### Re: Secure Science issues preview of their upcoming block cipher

Jerrold Leichter wrote: I can come up with a cipher provably just as secure as AES-128 very quickly (Actually, based on the paper a while back on many alternative ways to formulate AES - it had a catchy title something like How Many Ways Can You Spell AES?, except that I can't find one like that now - one could even come up with a formulation that is (a) probably as secure as AES-128; (b) actually faster in hardware or simpler to implement or whatever...) You're probably looking for [1] by Barkan and Biham. What they do is replacing the irreducible polynomial and all the constants involved in Rijndael to get what they call dual ciphers; basically those ciphers are isomorphic to Rijndael. All in all they get 240 dual ciphers which are listed in [2]. What I found more interesting back then was that they also give square dual and log dual ciphers of Rijndael. I.e. let E be the Rijndael encryption and E' be the encryption function of the square/log dual Rijndael construction. Furthermore let f be a function that either performs bytewise squaring in GF(2^8) or replaces each byte with a logarithmic representation (relative to a generator g. you also need to fix log_g(0) = -\infty for this to make sense). Then E'(f(plaintext), f(key)) = f(E(plaintext, key)) holds. The squaring construction then also naturally extends to what they call higher-order self dual ciphers: meaning you can apply the squaring multiple times.

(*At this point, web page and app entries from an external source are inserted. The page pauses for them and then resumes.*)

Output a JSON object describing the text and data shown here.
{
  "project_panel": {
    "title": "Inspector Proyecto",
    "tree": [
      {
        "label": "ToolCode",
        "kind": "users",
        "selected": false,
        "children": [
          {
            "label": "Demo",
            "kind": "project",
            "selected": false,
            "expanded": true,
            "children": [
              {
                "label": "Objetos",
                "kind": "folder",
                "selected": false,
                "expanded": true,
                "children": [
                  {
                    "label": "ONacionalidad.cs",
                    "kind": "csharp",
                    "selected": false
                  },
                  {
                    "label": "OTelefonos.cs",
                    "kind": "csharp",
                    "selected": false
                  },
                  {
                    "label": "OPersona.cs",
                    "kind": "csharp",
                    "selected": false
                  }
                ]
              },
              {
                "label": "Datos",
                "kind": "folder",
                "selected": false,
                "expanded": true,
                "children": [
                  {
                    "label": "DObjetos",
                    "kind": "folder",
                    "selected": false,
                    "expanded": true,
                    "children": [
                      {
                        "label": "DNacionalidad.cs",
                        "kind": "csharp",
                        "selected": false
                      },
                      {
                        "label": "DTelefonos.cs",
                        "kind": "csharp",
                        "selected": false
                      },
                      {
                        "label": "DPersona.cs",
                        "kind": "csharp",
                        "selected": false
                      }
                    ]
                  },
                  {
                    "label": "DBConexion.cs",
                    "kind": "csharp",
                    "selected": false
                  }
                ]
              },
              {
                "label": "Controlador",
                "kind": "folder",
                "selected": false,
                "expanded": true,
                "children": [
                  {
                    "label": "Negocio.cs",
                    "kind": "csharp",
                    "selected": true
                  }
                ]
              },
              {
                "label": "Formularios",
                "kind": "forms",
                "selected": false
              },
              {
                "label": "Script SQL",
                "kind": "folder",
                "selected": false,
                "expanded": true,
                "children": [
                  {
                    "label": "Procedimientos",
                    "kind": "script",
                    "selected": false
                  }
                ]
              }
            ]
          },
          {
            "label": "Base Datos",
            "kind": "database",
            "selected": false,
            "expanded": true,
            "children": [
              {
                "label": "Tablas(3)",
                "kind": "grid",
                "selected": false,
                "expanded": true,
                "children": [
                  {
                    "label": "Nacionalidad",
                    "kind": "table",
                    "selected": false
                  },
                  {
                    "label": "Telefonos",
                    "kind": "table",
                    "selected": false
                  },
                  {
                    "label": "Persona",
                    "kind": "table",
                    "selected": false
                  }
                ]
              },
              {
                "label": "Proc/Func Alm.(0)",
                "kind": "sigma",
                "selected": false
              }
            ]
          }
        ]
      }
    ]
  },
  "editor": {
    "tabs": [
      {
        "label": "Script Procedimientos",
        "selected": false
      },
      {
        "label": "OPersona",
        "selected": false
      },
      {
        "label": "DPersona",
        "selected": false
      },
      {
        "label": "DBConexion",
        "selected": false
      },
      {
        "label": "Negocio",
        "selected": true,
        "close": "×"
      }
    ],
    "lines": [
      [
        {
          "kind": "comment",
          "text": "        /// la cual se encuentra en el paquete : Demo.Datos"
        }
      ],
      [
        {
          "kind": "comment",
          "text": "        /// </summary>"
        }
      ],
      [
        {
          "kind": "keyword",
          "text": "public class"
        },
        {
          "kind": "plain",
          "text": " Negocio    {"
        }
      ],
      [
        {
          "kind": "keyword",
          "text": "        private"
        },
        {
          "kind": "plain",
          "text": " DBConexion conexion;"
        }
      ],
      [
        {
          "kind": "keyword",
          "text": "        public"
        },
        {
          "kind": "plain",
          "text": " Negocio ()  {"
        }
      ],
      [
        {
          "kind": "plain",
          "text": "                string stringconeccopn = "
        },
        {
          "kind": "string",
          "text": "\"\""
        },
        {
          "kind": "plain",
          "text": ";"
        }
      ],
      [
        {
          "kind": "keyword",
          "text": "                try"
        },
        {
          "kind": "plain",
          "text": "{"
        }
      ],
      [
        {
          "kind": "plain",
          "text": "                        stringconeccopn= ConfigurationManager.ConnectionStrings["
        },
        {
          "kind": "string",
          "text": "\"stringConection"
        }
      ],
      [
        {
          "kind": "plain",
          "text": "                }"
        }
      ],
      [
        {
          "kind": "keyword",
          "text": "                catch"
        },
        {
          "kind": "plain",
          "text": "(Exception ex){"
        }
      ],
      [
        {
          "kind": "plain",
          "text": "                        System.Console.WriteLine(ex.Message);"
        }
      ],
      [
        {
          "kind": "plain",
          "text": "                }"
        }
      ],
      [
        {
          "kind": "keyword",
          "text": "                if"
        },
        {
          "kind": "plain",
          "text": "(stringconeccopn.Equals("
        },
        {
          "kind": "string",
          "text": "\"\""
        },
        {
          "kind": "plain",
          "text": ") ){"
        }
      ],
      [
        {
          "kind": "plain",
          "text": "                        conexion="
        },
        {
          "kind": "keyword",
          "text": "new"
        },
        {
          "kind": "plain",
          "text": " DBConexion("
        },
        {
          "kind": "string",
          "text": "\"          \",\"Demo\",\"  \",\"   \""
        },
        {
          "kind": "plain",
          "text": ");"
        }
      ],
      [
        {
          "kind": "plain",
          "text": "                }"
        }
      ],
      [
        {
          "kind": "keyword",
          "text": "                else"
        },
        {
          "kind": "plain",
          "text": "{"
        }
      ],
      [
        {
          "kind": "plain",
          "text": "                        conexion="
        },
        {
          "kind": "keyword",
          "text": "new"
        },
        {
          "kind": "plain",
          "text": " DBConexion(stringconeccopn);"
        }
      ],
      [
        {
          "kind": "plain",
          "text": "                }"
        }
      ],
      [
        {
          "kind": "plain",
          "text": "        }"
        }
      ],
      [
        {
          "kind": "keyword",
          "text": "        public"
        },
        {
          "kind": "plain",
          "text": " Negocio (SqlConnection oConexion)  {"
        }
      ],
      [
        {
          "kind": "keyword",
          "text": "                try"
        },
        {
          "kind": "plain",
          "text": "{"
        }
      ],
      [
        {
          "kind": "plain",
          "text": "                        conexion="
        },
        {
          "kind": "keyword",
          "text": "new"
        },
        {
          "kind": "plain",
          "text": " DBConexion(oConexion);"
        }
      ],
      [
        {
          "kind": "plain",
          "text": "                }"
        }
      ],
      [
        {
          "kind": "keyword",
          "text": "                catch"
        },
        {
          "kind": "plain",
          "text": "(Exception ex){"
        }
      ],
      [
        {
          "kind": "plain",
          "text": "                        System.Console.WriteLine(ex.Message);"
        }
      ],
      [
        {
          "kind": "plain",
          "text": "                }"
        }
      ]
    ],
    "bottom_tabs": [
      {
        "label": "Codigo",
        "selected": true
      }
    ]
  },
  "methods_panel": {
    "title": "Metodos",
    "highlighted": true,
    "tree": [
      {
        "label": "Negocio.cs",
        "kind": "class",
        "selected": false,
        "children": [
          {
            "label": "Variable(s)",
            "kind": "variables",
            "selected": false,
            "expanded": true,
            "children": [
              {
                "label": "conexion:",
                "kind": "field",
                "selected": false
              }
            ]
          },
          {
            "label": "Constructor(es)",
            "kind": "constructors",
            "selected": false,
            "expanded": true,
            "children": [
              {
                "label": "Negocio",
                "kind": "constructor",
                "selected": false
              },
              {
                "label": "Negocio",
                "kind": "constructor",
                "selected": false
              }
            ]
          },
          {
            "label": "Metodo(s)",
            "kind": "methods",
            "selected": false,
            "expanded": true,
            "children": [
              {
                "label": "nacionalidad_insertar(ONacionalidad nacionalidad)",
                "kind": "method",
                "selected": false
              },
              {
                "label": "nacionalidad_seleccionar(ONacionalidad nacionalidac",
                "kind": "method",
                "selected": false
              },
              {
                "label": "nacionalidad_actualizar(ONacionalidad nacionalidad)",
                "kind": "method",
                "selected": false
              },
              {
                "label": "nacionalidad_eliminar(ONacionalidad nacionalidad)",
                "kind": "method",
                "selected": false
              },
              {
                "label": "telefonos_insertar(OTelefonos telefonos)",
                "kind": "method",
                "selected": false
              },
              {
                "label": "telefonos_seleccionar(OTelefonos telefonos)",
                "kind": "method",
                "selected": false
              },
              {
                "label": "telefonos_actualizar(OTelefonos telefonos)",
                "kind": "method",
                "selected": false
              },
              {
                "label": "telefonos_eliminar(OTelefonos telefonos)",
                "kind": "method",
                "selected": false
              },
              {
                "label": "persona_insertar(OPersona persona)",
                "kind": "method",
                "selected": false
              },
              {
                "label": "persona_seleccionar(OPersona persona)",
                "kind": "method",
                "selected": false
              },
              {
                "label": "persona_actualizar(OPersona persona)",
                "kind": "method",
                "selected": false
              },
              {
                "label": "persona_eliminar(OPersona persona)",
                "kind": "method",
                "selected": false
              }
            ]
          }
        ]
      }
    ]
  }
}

In 2004 Wu, Lu and Laih then demonstrated that using Barkan's and Biham's method can indeed lead to more efficient implementations of AES/Rijndael in hardware. Cheers, Ralf [1] Elad Barkan and Eli Biham: In How Many Ways Can You Write Rijndael? ASIACRYPT 2002, Springer note: also on ePrint as http://eprint.iacr.org/2002/157 if you don't have Springer Link access [2] Elad Barkan and Eli Biham: The Book of Rijndaels http://eprint.iacr.org/2002/158 [3] Shee-Yau Wu and Shih-Chuan Lu and Chi Sung Laih: Design of AES Based on Dual Cipher and Composite Field Topics in Cryptology, CT-RSA 2004, Springer -- Ralf-P. Weinmann [EMAIL PROTECTED] TU Darmstadt, FB Informatik, FG Theoretische Informatik Tel: +49-(0)6151-16-6628 - The Cryptography Mailing List Unsubscribe by sending unsubscribe cryptography to [EMAIL PROTECTED]